# Work to complete
Please give again every entry exactly as it appears, setting aside the pictures.

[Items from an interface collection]
== Segment start ==

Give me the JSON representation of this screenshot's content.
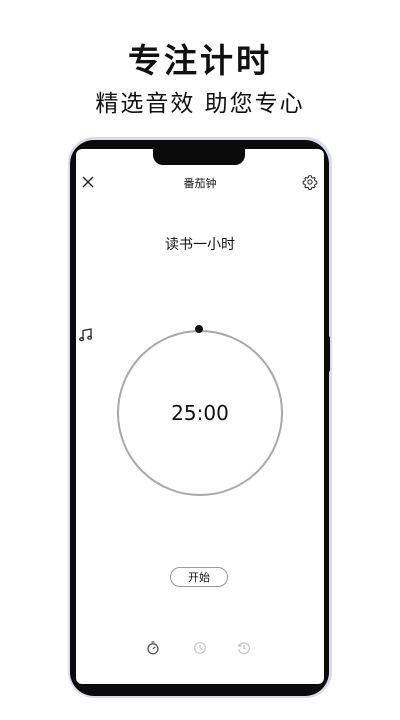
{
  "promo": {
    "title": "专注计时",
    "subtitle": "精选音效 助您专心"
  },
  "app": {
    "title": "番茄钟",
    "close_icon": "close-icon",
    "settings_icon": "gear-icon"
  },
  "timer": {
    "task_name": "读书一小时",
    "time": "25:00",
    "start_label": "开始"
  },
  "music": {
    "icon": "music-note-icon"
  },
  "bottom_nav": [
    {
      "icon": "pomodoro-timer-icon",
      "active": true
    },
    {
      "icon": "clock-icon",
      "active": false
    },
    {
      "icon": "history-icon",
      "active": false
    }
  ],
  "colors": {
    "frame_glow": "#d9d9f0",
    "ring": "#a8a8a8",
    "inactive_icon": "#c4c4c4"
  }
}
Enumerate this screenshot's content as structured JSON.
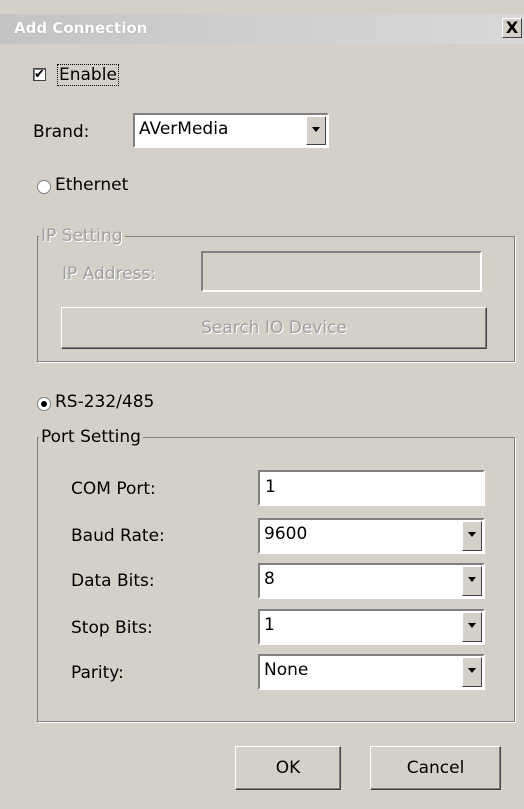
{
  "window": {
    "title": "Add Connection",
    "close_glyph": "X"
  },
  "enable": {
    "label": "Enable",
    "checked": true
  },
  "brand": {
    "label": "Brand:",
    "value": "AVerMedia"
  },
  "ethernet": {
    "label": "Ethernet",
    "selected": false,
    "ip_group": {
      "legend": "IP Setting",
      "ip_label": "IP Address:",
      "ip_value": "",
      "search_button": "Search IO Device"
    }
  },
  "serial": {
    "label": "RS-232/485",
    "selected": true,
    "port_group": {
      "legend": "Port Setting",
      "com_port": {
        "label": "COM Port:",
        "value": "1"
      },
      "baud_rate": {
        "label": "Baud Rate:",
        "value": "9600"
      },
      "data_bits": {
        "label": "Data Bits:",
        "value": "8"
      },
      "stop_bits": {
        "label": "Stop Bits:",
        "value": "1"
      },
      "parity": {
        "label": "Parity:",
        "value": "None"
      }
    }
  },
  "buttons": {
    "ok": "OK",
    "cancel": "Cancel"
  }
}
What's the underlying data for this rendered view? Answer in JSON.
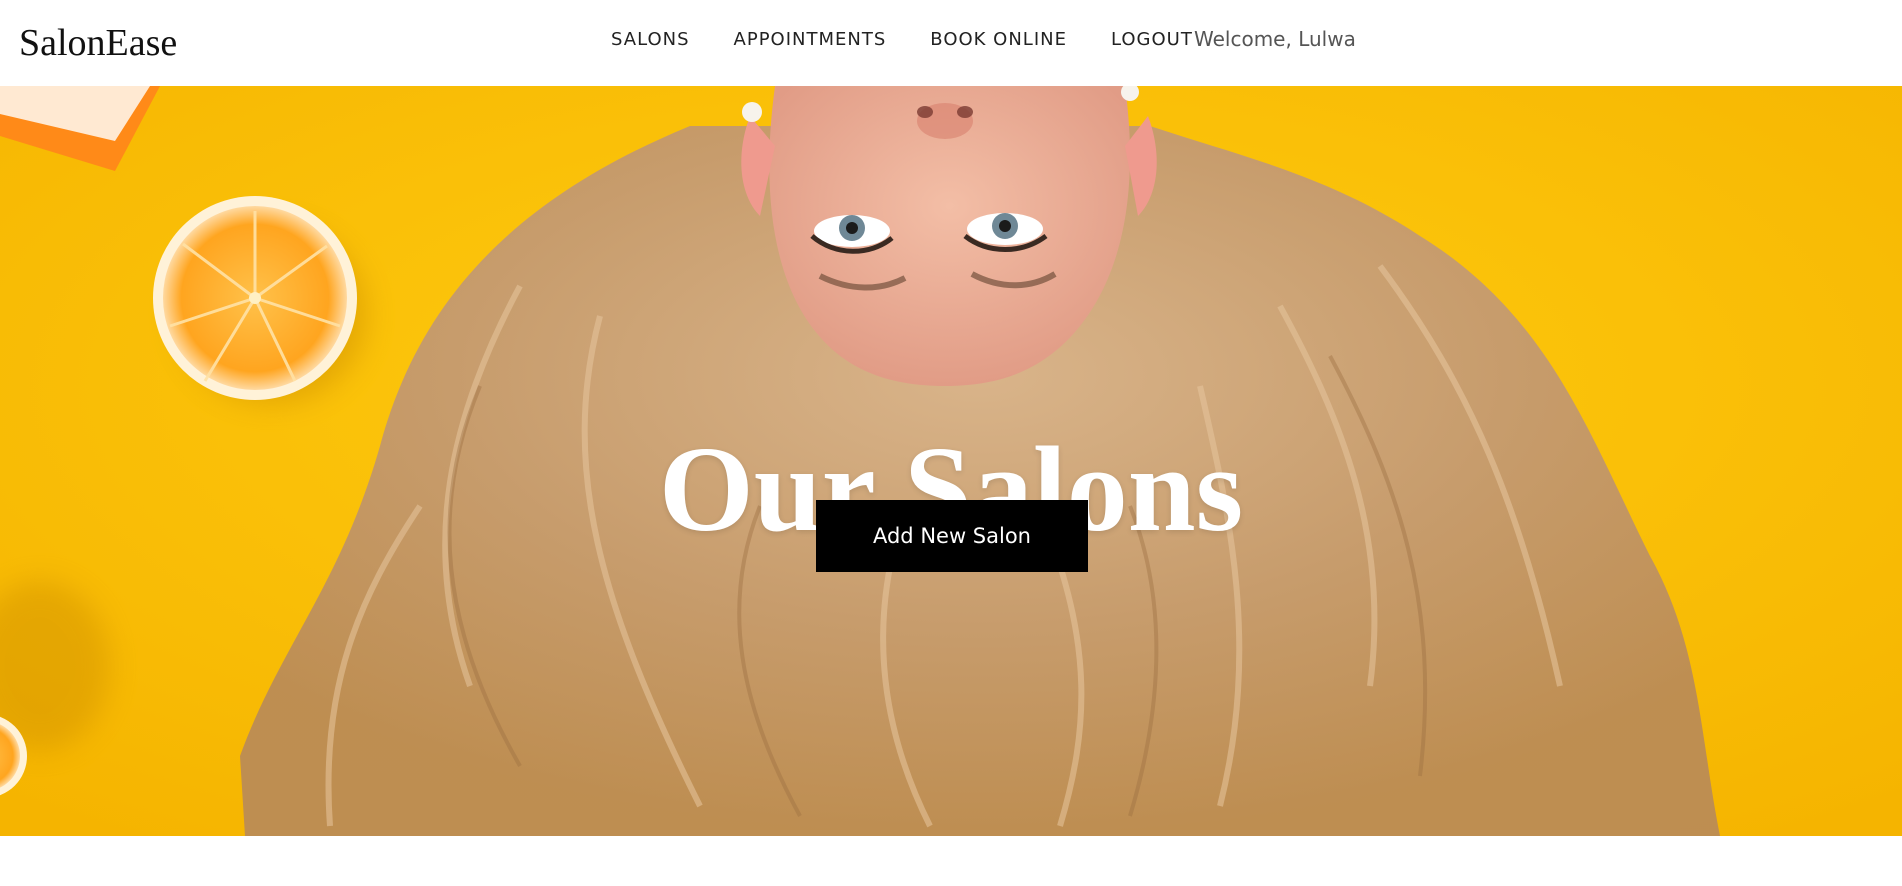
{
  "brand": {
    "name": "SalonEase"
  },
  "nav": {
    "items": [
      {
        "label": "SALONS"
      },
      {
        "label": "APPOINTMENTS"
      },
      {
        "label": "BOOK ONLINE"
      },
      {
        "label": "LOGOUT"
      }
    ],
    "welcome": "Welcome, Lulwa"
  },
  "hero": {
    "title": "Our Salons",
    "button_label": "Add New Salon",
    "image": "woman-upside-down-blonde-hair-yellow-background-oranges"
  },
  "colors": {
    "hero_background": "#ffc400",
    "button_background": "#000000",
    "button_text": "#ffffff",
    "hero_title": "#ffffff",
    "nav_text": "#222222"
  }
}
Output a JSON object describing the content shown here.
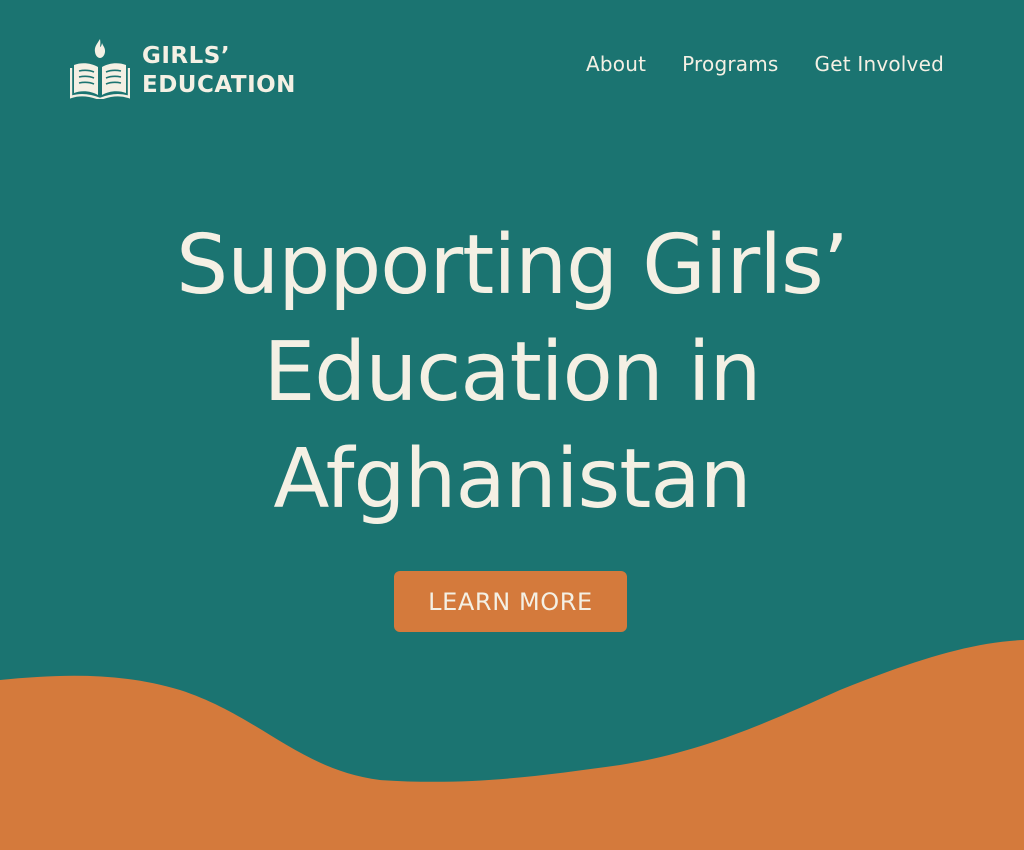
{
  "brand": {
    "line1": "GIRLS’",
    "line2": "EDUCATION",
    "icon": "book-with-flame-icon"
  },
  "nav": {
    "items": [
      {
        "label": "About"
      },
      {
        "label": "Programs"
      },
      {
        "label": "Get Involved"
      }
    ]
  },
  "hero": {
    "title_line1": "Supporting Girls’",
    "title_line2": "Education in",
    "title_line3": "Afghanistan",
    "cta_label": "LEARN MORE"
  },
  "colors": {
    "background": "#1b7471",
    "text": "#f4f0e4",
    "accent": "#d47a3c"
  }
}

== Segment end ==

# Problem solution
Give me the JSON representation of this screenshot's content.
{
  "promo": {
    "title": "专注计时",
    "subtitle": "精选音效 助您专心"
  },
  "app": {
    "title": "番茄钟",
    "close_icon": "close-icon",
    "settings_icon": "gear-icon"
  },
  "timer": {
    "task_name": "读书一小时",
    "time": "25:00",
    "start_label": "开始"
  },
  "music": {
    "icon": "music-note-icon"
  },
  "bottom_nav": [
    {
      "icon": "pomodoro-timer-icon",
      "active": true
    },
    {
      "icon": "clock-icon",
      "active": false
    },
    {
      "icon": "history-icon",
      "active": false
    }
  ],
  "colors": {
    "frame_glow": "#d9d9f0",
    "ring": "#a8a8a8",
    "inactive_icon": "#c4c4c4"
  }
}
Enumerate this screenshot's content as structured JSON.
{
  "window": {
    "title": "Add Connection",
    "close_glyph": "X"
  },
  "enable": {
    "label": "Enable",
    "checked": true
  },
  "brand": {
    "label": "Brand:",
    "value": "AVerMedia"
  },
  "ethernet": {
    "label": "Ethernet",
    "selected": false,
    "ip_group": {
      "legend": "IP Setting",
      "ip_label": "IP Address:",
      "ip_value": "",
      "search_button": "Search IO Device"
    }
  },
  "serial": {
    "label": "RS-232/485",
    "selected": true,
    "port_group": {
      "legend": "Port Setting",
      "com_port": {
        "label": "COM Port:",
        "value": "1"
      },
      "baud_rate": {
        "label": "Baud Rate:",
        "value": "9600"
      },
      "data_bits": {
        "label": "Data Bits:",
        "value": "8"
      },
      "stop_bits": {
        "label": "Stop Bits:",
        "value": "1"
      },
      "parity": {
        "label": "Parity:",
        "value": "None"
      }
    }
  },
  "buttons": {
    "ok": "OK",
    "cancel": "Cancel"
  }
}
What's the underlying data for this rendered view? Answer in JSON.
{
  "brand": {
    "name": "SalonEase"
  },
  "nav": {
    "items": [
      {
        "label": "SALONS"
      },
      {
        "label": "APPOINTMENTS"
      },
      {
        "label": "BOOK ONLINE"
      },
      {
        "label": "LOGOUT"
      }
    ],
    "welcome": "Welcome, Lulwa"
  },
  "hero": {
    "title": "Our Salons",
    "button_label": "Add New Salon",
    "image": "woman-upside-down-blonde-hair-yellow-background-oranges"
  },
  "colors": {
    "hero_background": "#ffc400",
    "button_background": "#000000",
    "button_text": "#ffffff",
    "hero_title": "#ffffff",
    "nav_text": "#222222"
  }
}
Output a JSON object describing the content shown here.
{
  "brand": {
    "line1": "GIRLS’",
    "line2": "EDUCATION",
    "icon": "book-with-flame-icon"
  },
  "nav": {
    "items": [
      {
        "label": "About"
      },
      {
        "label": "Programs"
      },
      {
        "label": "Get Involved"
      }
    ]
  },
  "hero": {
    "title_line1": "Supporting Girls’",
    "title_line2": "Education in",
    "title_line3": "Afghanistan",
    "cta_label": "LEARN MORE"
  },
  "colors": {
    "background": "#1b7471",
    "text": "#f4f0e4",
    "accent": "#d47a3c"
  }
}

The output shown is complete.